[Records from a collection]
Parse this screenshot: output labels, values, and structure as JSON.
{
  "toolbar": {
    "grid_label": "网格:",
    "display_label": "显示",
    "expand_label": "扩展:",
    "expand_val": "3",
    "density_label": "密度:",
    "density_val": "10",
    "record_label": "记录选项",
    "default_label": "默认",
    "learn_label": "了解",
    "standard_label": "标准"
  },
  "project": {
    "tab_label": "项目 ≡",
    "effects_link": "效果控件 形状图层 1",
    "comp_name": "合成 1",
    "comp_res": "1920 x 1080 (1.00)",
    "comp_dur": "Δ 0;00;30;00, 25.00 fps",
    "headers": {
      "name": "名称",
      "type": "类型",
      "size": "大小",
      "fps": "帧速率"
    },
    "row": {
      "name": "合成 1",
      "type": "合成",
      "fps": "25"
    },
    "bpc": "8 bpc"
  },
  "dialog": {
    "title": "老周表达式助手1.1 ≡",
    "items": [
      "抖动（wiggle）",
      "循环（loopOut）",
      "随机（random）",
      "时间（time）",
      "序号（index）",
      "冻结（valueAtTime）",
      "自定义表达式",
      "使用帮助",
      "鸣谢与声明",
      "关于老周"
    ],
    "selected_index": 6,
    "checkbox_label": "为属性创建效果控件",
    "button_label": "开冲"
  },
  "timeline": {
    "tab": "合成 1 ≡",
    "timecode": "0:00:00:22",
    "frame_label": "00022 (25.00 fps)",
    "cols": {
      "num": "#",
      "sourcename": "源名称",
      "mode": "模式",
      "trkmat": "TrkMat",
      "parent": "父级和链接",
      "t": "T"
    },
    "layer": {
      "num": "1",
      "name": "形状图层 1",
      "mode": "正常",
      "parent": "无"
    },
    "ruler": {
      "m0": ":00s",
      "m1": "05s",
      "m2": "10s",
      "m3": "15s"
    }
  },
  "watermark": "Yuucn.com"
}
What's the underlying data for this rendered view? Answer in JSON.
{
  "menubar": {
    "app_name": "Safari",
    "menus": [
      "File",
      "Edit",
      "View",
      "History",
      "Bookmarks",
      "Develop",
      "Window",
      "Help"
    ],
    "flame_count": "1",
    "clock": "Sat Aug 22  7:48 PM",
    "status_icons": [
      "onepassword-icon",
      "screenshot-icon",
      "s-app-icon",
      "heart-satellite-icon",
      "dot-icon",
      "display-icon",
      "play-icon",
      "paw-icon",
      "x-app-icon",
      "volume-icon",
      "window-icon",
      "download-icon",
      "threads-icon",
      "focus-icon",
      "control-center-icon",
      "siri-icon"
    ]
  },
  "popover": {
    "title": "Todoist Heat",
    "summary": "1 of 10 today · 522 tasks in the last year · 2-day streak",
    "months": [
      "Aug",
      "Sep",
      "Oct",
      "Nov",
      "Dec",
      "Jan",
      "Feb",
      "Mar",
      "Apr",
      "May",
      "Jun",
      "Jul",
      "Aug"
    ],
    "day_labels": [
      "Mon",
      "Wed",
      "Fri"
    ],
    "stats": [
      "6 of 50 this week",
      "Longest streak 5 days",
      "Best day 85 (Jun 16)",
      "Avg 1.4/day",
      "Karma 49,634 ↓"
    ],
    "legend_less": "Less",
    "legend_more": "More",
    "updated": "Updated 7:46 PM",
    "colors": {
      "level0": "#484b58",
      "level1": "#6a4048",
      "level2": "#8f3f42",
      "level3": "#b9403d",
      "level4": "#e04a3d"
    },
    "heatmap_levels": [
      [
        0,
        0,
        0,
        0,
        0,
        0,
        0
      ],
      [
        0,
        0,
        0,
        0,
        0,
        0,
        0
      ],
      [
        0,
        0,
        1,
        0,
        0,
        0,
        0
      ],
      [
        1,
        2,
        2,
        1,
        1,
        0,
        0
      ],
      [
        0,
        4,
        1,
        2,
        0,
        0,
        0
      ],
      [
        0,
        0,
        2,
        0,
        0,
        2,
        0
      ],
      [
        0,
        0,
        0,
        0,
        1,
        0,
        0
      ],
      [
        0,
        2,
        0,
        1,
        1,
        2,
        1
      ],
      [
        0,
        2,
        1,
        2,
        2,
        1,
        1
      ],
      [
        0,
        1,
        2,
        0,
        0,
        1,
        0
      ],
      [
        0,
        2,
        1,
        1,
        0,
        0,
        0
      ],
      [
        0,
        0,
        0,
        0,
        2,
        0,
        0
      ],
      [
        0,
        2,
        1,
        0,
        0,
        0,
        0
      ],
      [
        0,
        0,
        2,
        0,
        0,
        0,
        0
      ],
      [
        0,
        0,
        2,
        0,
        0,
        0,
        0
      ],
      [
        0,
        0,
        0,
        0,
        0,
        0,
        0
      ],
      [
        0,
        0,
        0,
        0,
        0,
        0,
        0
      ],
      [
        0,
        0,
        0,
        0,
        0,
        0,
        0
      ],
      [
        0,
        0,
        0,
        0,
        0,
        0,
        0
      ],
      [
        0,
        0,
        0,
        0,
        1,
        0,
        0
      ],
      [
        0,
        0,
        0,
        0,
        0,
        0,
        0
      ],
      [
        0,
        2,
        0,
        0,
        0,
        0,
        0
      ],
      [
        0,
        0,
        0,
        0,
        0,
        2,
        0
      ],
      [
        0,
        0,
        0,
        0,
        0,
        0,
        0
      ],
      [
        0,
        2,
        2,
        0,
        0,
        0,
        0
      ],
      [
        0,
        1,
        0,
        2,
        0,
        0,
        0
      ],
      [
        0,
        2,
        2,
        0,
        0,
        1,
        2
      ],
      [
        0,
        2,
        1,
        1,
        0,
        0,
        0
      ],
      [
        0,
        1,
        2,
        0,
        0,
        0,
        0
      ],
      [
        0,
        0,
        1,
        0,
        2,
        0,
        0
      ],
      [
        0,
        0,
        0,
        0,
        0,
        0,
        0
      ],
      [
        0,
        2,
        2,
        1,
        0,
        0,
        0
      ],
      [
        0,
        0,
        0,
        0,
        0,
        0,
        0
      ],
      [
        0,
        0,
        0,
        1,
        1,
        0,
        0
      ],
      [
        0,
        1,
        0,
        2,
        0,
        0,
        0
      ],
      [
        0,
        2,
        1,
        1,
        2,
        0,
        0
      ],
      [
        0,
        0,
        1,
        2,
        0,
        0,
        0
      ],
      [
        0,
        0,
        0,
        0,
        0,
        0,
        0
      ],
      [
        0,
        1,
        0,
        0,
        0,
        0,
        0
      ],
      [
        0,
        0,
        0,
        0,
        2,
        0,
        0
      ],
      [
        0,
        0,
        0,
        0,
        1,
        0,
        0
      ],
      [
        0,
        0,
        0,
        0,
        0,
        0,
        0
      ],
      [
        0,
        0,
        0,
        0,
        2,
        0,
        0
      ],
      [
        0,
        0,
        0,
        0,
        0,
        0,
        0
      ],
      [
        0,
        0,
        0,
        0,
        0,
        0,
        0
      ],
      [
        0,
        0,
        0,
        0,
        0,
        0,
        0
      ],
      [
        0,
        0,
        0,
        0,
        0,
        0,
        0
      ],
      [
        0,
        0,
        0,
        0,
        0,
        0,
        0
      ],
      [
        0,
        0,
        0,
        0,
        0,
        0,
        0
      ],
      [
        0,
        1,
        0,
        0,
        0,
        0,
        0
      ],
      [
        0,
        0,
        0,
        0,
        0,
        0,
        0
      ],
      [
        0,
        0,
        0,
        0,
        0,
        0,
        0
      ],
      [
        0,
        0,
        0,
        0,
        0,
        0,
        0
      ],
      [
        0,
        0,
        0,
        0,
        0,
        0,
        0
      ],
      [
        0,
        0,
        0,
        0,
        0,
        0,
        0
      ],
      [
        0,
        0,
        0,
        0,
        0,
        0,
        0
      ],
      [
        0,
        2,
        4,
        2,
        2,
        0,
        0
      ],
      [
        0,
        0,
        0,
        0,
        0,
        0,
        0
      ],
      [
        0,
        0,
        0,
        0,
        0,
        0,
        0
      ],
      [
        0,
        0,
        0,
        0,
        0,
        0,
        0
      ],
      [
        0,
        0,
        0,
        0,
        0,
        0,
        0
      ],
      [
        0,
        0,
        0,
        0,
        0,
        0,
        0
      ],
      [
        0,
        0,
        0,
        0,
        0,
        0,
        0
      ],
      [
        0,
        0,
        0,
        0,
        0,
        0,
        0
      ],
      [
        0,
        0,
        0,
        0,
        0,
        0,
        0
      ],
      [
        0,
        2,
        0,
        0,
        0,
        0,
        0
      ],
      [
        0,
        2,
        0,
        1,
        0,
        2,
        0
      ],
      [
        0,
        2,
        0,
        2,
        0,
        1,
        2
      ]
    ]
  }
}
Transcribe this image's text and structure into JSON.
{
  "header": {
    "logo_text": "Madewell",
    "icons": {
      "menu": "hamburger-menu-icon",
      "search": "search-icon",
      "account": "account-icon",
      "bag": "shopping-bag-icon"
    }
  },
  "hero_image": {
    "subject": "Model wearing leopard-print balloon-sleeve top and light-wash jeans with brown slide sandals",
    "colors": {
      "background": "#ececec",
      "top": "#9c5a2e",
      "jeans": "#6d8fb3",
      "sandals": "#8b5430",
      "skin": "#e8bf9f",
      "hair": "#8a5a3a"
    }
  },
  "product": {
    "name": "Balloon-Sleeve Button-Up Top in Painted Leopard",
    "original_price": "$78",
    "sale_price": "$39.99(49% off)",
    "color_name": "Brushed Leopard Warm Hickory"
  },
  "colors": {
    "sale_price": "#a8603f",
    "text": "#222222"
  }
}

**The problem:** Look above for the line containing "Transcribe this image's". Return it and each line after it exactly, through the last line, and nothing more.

**Output:**
Transcribe this image's text and structure into JSON.
{
  "header": {
    "logo_text": "Madewell",
    "icons": {
      "menu": "hamburger-menu-icon",
      "search": "search-icon",
      "account": "account-icon",
      "bag": "shopping-bag-icon"
    }
  },
  "hero_image": {
    "subject": "Model wearing leopard-print balloon-sleeve top and light-wash jeans with brown slide sandals",
    "colors": {
      "background": "#ececec",
      "top": "#9c5a2e",
      "jeans": "#6d8fb3",
      "sandals": "#8b5430",
      "skin": "#e8bf9f",
      "hair": "#8a5a3a"
    }
  },
  "product": {
    "name": "Balloon-Sleeve Button-Up Top in Painted Leopard",
    "original_price": "$78",
    "sale_price": "$39.99(49% off)",
    "color_name": "Brushed Leopard Warm Hickory"
  },
  "colors": {
    "sale_price": "#a8603f",
    "text": "#222222"
  }
}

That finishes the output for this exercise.